[144/6/5] (5.9-) 7.0 - 9.2 (-10.5) × (4.2-) 4.5 - 6.0 (-6.5) µm, (L = (7.7-) 7.8 - 8.4 µm; L’ = 8.1 µm; W = (4.9-) 5.2 - 5.6 µm; W’ = 5.3 µm; Q = (1.18-) 1.35 - 1.75 (-1.88); Q = 1.45 - 1.57 (-1.62); Q’ = 1.54), colorless, hyaline, thin-walled, smooth, amyloid, broadly ellipsoid to ellipsoid to elongate, occasionally expanded at one end; apiculus sublateral, cylindric, small; contents guttulate; white in deposit.
Solitary to subgregarious. In red clay or in loam under deciduous trees including Quercus spp., Liriodendron tulipifera, Acer sp., Cornus florida, Fraxinus sp., etc. or in mixed woods with similar trees and Pinus spp. or under hardwoods.
ILLINOIS—Coles Co. - unkn. loc., 28.vii.2003 M. Kuo 07280304 (in herb. M. Kuo, RET 372-6).
NEW JERSEY—Mercer Co. - Princeton, Herrontown Woods Co. Pk., 18.ix.1983 New Jersey Mycol. Assoc. foray participant s.n. [Tulloss 9-18-83-B] (paratype, RET 059-1).
SOUTH CAROLINA—Oconee Co. - Sumter Nat. For., Stumphouse Tunnel Pk., 16.vii.1983 M. A. King & R. E. Tulloss 7-16-83-A (holotype, NY), -D (paratype, RET 058-7), -E (paratype, RET 058-8).
Each spore data set is intended to comprise a set of measurements from a single specimen made by a single observer;
and explanations prepared for this site talk about specimen-observer pairs associated with each data set.
Combining more data into a single data set is non-optimal because it obscures observer differences

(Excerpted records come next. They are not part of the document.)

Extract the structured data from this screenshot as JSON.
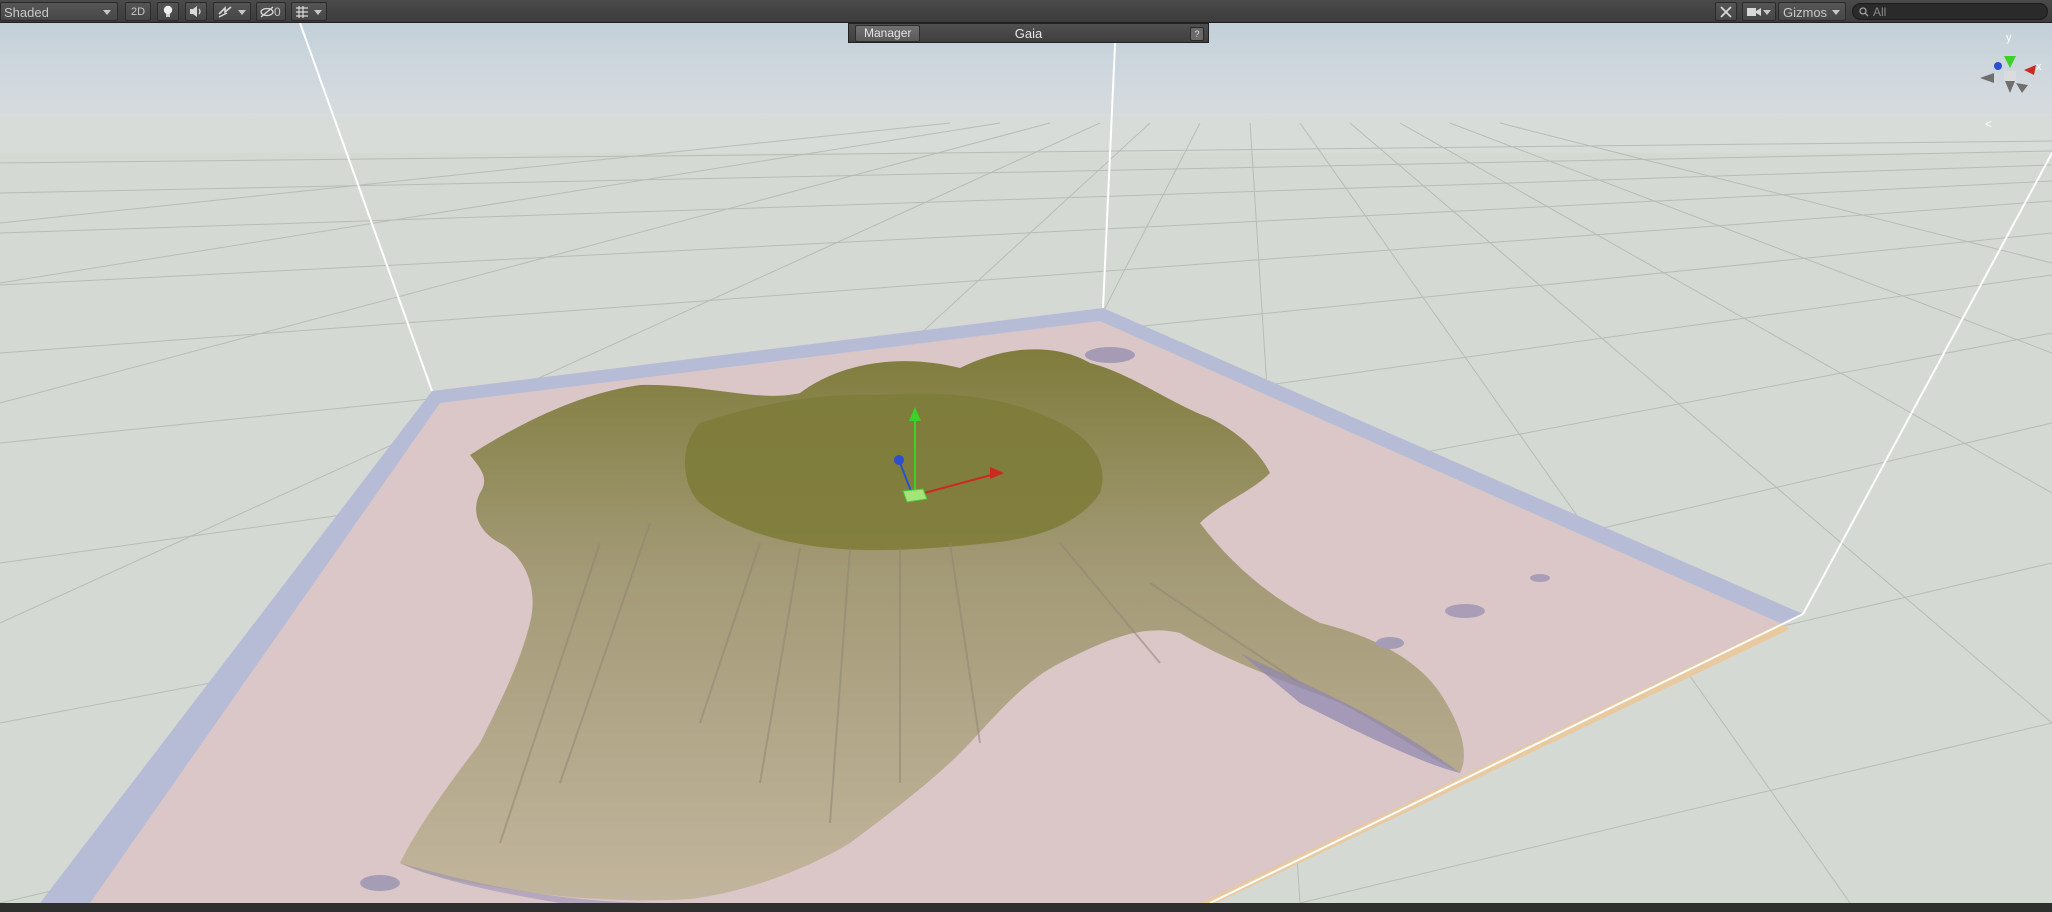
{
  "toolbar": {
    "draw_mode": "Shaded",
    "two_d_label": "2D",
    "hidden_count": "0",
    "gizmos_label": "Gizmos",
    "search_placeholder": "All",
    "icons": {
      "lighting": "lightbulb-icon",
      "audio": "speaker-icon",
      "effects": "effects-icon",
      "hidden": "eye-slash-icon",
      "grid": "grid-icon",
      "tools": "tools-icon",
      "camera": "camera-icon",
      "search": "search-icon"
    }
  },
  "gaia_panel": {
    "tab_label": "Manager",
    "title": "Gaia",
    "help_label": "?"
  },
  "scene": {
    "orientation_gizmo_axes": [
      "y",
      "x"
    ],
    "projection_label": "<",
    "colors": {
      "sky_top": "#c9d5dd",
      "ground": "#d7dad5",
      "grid_line": "#b9bdb8",
      "terrain_base": "#d9c4c7",
      "terrain_border": "#b8bfd6",
      "axis_x": "#cc2a1e",
      "axis_y": "#3bd12a",
      "axis_z": "#2b4fcf"
    }
  }
}
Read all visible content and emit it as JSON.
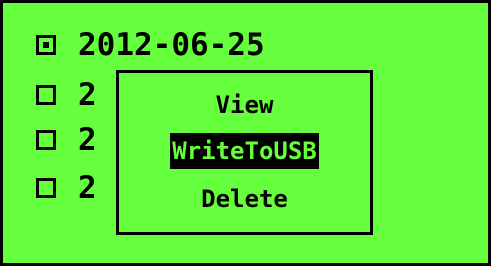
{
  "list": {
    "rows": [
      {
        "text": "2012-06-25",
        "checked": true
      },
      {
        "text": "2",
        "checked": false
      },
      {
        "text": "2",
        "checked": false
      },
      {
        "text": "2",
        "checked": false
      }
    ]
  },
  "menu": {
    "items": [
      "View",
      "WriteToUSB",
      "Delete"
    ],
    "selected_index": 1
  },
  "colors": {
    "screen_background": "#66ff3d",
    "foreground": "#000000"
  }
}
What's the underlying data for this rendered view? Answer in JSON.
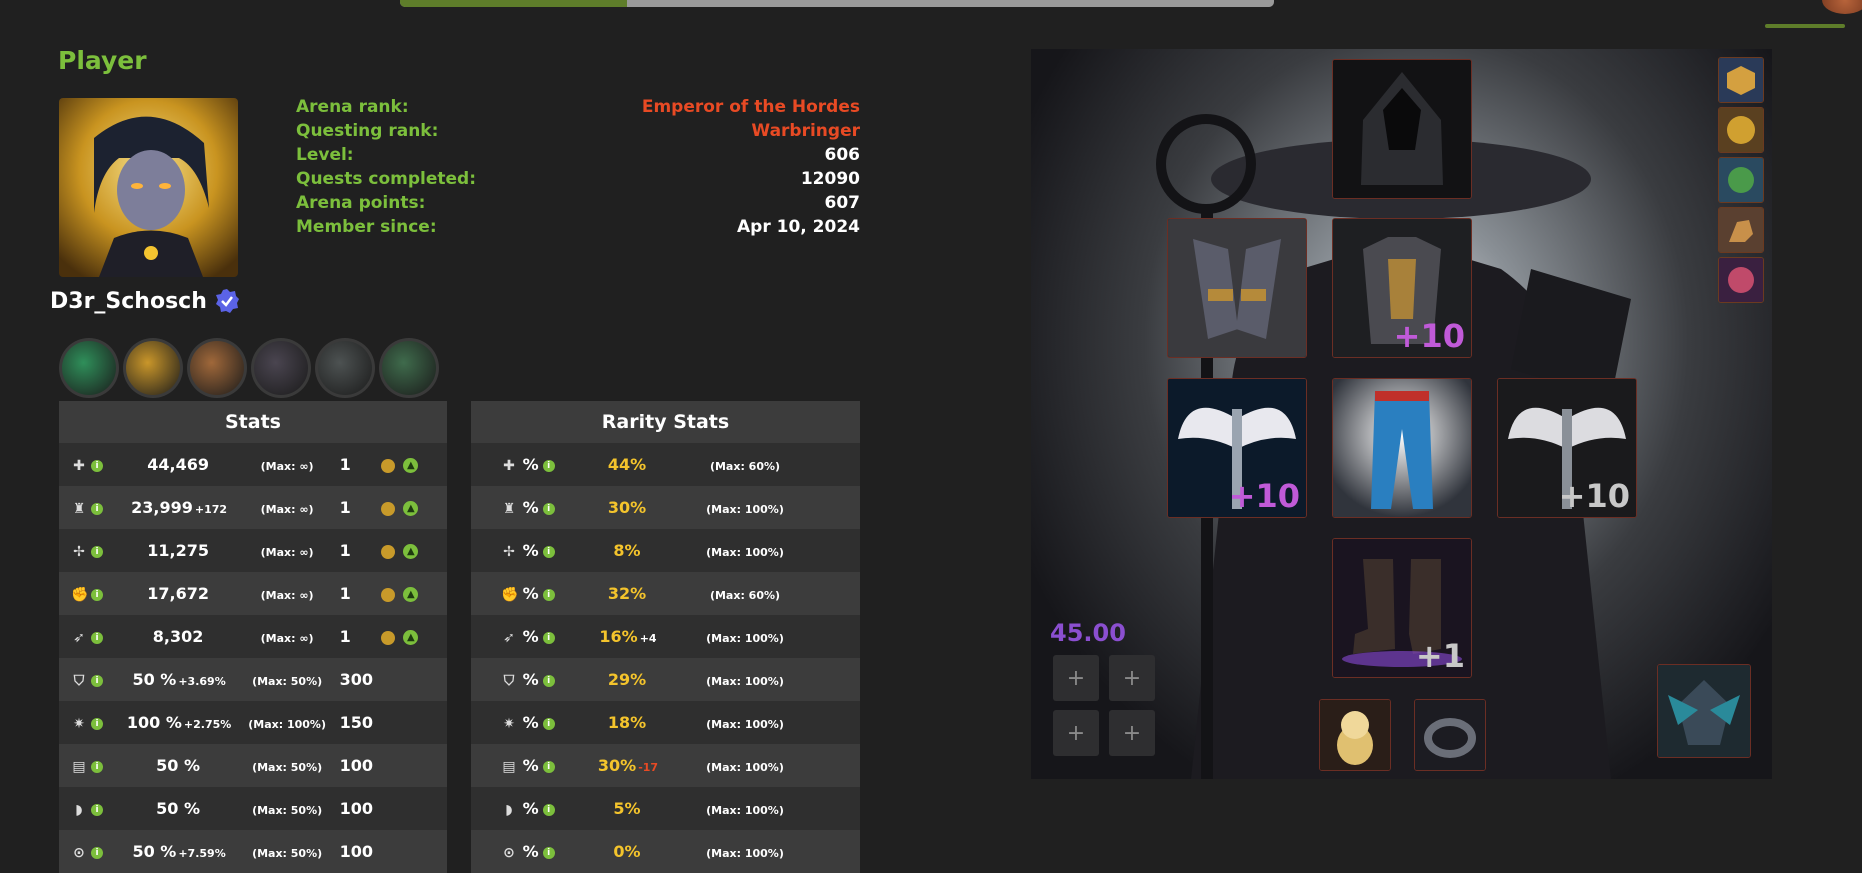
{
  "top_progress": {
    "percent": 26
  },
  "player": {
    "section_title": "Player",
    "username": "D3r_Schosch",
    "info": [
      {
        "label": "Arena rank:",
        "value": "Emperor of the Hordes",
        "highlight": true
      },
      {
        "label": "Questing rank:",
        "value": "Warbringer",
        "highlight": true
      },
      {
        "label": "Level:",
        "value": "606",
        "highlight": false
      },
      {
        "label": "Quests completed:",
        "value": "12090",
        "highlight": false
      },
      {
        "label": "Arena points:",
        "value": "607",
        "highlight": false
      },
      {
        "label": "Member since:",
        "value": "Apr 10, 2024",
        "highlight": false
      }
    ],
    "badge_colors": [
      "#2f8f5a",
      "#c9962a",
      "#a0683a",
      "#4a4550",
      "#4d5252",
      "#3f6b4c"
    ]
  },
  "stats": {
    "title": "Stats",
    "rows": [
      {
        "icon": "health-icon",
        "glyph": "✚",
        "value": "44,469",
        "bonus": "",
        "max": "(Max: ∞)",
        "level": "1",
        "upgrade": true
      },
      {
        "icon": "armor-icon",
        "glyph": "♜",
        "value": "23,999",
        "bonus": "+172",
        "max": "(Max: ∞)",
        "level": "1",
        "upgrade": true
      },
      {
        "icon": "damage-icon",
        "glyph": "✢",
        "value": "11,275",
        "bonus": "",
        "max": "(Max: ∞)",
        "level": "1",
        "upgrade": true
      },
      {
        "icon": "strength-icon",
        "glyph": "✊",
        "value": "17,672",
        "bonus": "",
        "max": "(Max: ∞)",
        "level": "1",
        "upgrade": true
      },
      {
        "icon": "attack-icon",
        "glyph": "➶",
        "value": "8,302",
        "bonus": "",
        "max": "(Max: ∞)",
        "level": "1",
        "upgrade": true
      },
      {
        "icon": "block-icon",
        "glyph": "⛉",
        "value": "50 %",
        "bonus": "+3.69%",
        "max": "(Max: 50%)",
        "level": "300",
        "upgrade": false
      },
      {
        "icon": "critical-icon",
        "glyph": "✷",
        "value": "100 %",
        "bonus": "+2.75%",
        "max": "(Max: 100%)",
        "level": "150",
        "upgrade": false
      },
      {
        "icon": "speed-icon",
        "glyph": "▤",
        "value": "50 %",
        "bonus": "",
        "max": "(Max: 50%)",
        "level": "100",
        "upgrade": false
      },
      {
        "icon": "dodge-icon",
        "glyph": "◗",
        "value": "50 %",
        "bonus": "",
        "max": "(Max: 50%)",
        "level": "100",
        "upgrade": false
      },
      {
        "icon": "precision-icon",
        "glyph": "⊙",
        "value": "50 %",
        "bonus": "+7.59%",
        "max": "(Max: 50%)",
        "level": "100",
        "upgrade": false
      }
    ]
  },
  "rarity_stats": {
    "title": "Rarity Stats",
    "rows": [
      {
        "icon": "health-icon",
        "glyph": "✚",
        "value": "44%",
        "bonus": "",
        "bonus_negative": false,
        "max": "(Max: 60%)"
      },
      {
        "icon": "armor-icon",
        "glyph": "♜",
        "value": "30%",
        "bonus": "",
        "bonus_negative": false,
        "max": "(Max: 100%)"
      },
      {
        "icon": "damage-icon",
        "glyph": "✢",
        "value": "8%",
        "bonus": "",
        "bonus_negative": false,
        "max": "(Max: 100%)"
      },
      {
        "icon": "strength-icon",
        "glyph": "✊",
        "value": "32%",
        "bonus": "",
        "bonus_negative": false,
        "max": "(Max: 60%)"
      },
      {
        "icon": "attack-icon",
        "glyph": "➶",
        "value": "16%",
        "bonus": "+4",
        "bonus_negative": false,
        "max": "(Max: 100%)"
      },
      {
        "icon": "block-icon",
        "glyph": "⛉",
        "value": "29%",
        "bonus": "",
        "bonus_negative": false,
        "max": "(Max: 100%)"
      },
      {
        "icon": "critical-icon",
        "glyph": "✷",
        "value": "18%",
        "bonus": "",
        "bonus_negative": false,
        "max": "(Max: 100%)"
      },
      {
        "icon": "speed-icon",
        "glyph": "▤",
        "value": "30%",
        "bonus": "-17",
        "bonus_negative": true,
        "max": "(Max: 100%)"
      },
      {
        "icon": "dodge-icon",
        "glyph": "◗",
        "value": "5%",
        "bonus": "",
        "bonus_negative": false,
        "max": "(Max: 100%)"
      },
      {
        "icon": "precision-icon",
        "glyph": "⊙",
        "value": "0%",
        "bonus": "",
        "bonus_negative": false,
        "max": "(Max: 100%)"
      }
    ]
  },
  "equipment": {
    "score": "45.00",
    "plus_label": "+",
    "gloves_level": "",
    "chest_level": "+10",
    "left_weapon_level": "+10",
    "right_weapon_level": "+10",
    "boots_level": "+1"
  }
}
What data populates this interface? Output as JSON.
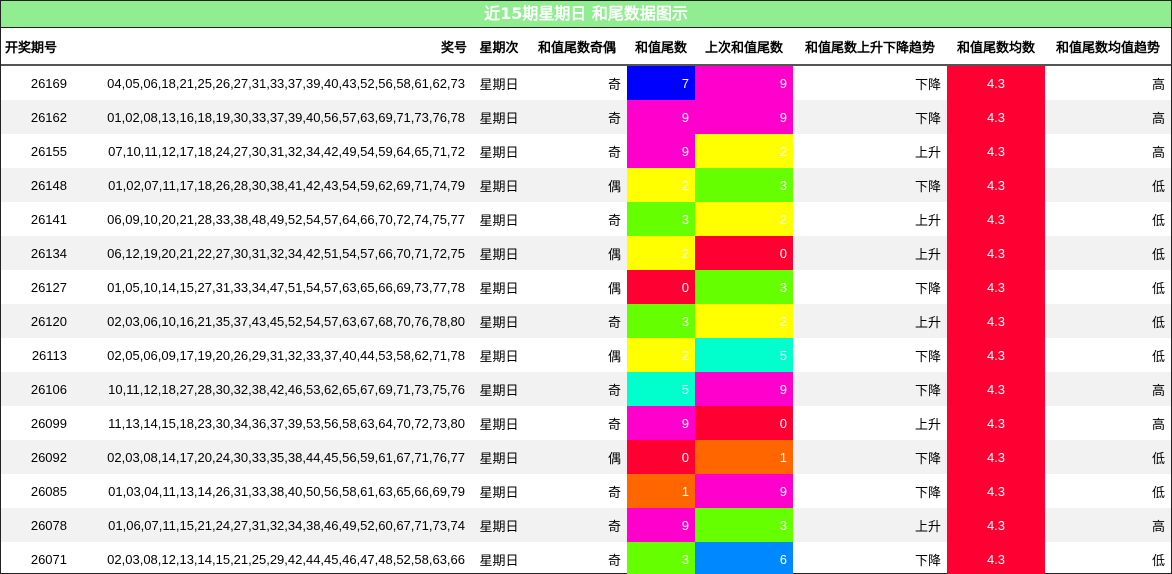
{
  "title": "近15期星期日 和尾数据图示",
  "headers": [
    "开奖期号",
    "奖号",
    "星期次",
    "和值尾数奇偶",
    "和值尾数",
    "上次和值尾数",
    "和值尾数上升下降趋势",
    "和值尾数均数",
    "和值尾数均值趋势"
  ],
  "colors": {
    "0": "#ff0033",
    "1": "#ff6600",
    "2": "#ffff00",
    "3": "#66ff00",
    "5": "#00ffcc",
    "6": "#0088ff",
    "7": "#0000ff",
    "9": "#ff00cc",
    "avg": "#ff0033",
    "title_bg": "#90ee90"
  },
  "rows": [
    {
      "issue": "26169",
      "numbers": "04,05,06,18,21,25,26,27,31,33,37,39,40,43,52,56,58,61,62,73",
      "weekday": "星期日",
      "parity": "奇",
      "sum_tail": "7",
      "last_tail": "9",
      "trend": "下降",
      "avg": "4.3",
      "avg_trend": "高"
    },
    {
      "issue": "26162",
      "numbers": "01,02,08,13,16,18,19,30,33,37,39,40,56,57,63,69,71,73,76,78",
      "weekday": "星期日",
      "parity": "奇",
      "sum_tail": "9",
      "last_tail": "9",
      "trend": "下降",
      "avg": "4.3",
      "avg_trend": "高"
    },
    {
      "issue": "26155",
      "numbers": "07,10,11,12,17,18,24,27,30,31,32,34,42,49,54,59,64,65,71,72",
      "weekday": "星期日",
      "parity": "奇",
      "sum_tail": "9",
      "last_tail": "2",
      "trend": "上升",
      "avg": "4.3",
      "avg_trend": "高"
    },
    {
      "issue": "26148",
      "numbers": "01,02,07,11,17,18,26,28,30,38,41,42,43,54,59,62,69,71,74,79",
      "weekday": "星期日",
      "parity": "偶",
      "sum_tail": "2",
      "last_tail": "3",
      "trend": "下降",
      "avg": "4.3",
      "avg_trend": "低"
    },
    {
      "issue": "26141",
      "numbers": "06,09,10,20,21,28,33,38,48,49,52,54,57,64,66,70,72,74,75,77",
      "weekday": "星期日",
      "parity": "奇",
      "sum_tail": "3",
      "last_tail": "2",
      "trend": "上升",
      "avg": "4.3",
      "avg_trend": "低"
    },
    {
      "issue": "26134",
      "numbers": "06,12,19,20,21,22,27,30,31,32,34,42,51,54,57,66,70,71,72,75",
      "weekday": "星期日",
      "parity": "偶",
      "sum_tail": "2",
      "last_tail": "0",
      "trend": "上升",
      "avg": "4.3",
      "avg_trend": "低"
    },
    {
      "issue": "26127",
      "numbers": "01,05,10,14,15,27,31,33,34,47,51,54,57,63,65,66,69,73,77,78",
      "weekday": "星期日",
      "parity": "偶",
      "sum_tail": "0",
      "last_tail": "3",
      "trend": "下降",
      "avg": "4.3",
      "avg_trend": "低"
    },
    {
      "issue": "26120",
      "numbers": "02,03,06,10,16,21,35,37,43,45,52,54,57,63,67,68,70,76,78,80",
      "weekday": "星期日",
      "parity": "奇",
      "sum_tail": "3",
      "last_tail": "2",
      "trend": "上升",
      "avg": "4.3",
      "avg_trend": "低"
    },
    {
      "issue": "26113",
      "numbers": "02,05,06,09,17,19,20,26,29,31,32,33,37,40,44,53,58,62,71,78",
      "weekday": "星期日",
      "parity": "偶",
      "sum_tail": "2",
      "last_tail": "5",
      "trend": "下降",
      "avg": "4.3",
      "avg_trend": "低"
    },
    {
      "issue": "26106",
      "numbers": "10,11,12,18,27,28,30,32,38,42,46,53,62,65,67,69,71,73,75,76",
      "weekday": "星期日",
      "parity": "奇",
      "sum_tail": "5",
      "last_tail": "9",
      "trend": "下降",
      "avg": "4.3",
      "avg_trend": "高"
    },
    {
      "issue": "26099",
      "numbers": "11,13,14,15,18,23,30,34,36,37,39,53,56,58,63,64,70,72,73,80",
      "weekday": "星期日",
      "parity": "奇",
      "sum_tail": "9",
      "last_tail": "0",
      "trend": "上升",
      "avg": "4.3",
      "avg_trend": "高"
    },
    {
      "issue": "26092",
      "numbers": "02,03,08,14,17,20,24,30,33,35,38,44,45,56,59,61,67,71,76,77",
      "weekday": "星期日",
      "parity": "偶",
      "sum_tail": "0",
      "last_tail": "1",
      "trend": "下降",
      "avg": "4.3",
      "avg_trend": "低"
    },
    {
      "issue": "26085",
      "numbers": "01,03,04,11,13,14,26,31,33,38,40,50,56,58,61,63,65,66,69,79",
      "weekday": "星期日",
      "parity": "奇",
      "sum_tail": "1",
      "last_tail": "9",
      "trend": "下降",
      "avg": "4.3",
      "avg_trend": "低"
    },
    {
      "issue": "26078",
      "numbers": "01,06,07,11,15,21,24,27,31,32,34,38,46,49,52,60,67,71,73,74",
      "weekday": "星期日",
      "parity": "奇",
      "sum_tail": "9",
      "last_tail": "3",
      "trend": "上升",
      "avg": "4.3",
      "avg_trend": "高"
    },
    {
      "issue": "26071",
      "numbers": "02,03,08,12,13,14,15,21,25,29,42,44,45,46,47,48,52,58,63,66",
      "weekday": "星期日",
      "parity": "奇",
      "sum_tail": "3",
      "last_tail": "6",
      "trend": "下降",
      "avg": "4.3",
      "avg_trend": "低"
    }
  ]
}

(which may be valuable for instructional purposes, for example) and may obscure instances in which
a single collection inadvertently contains a mixture of taxa.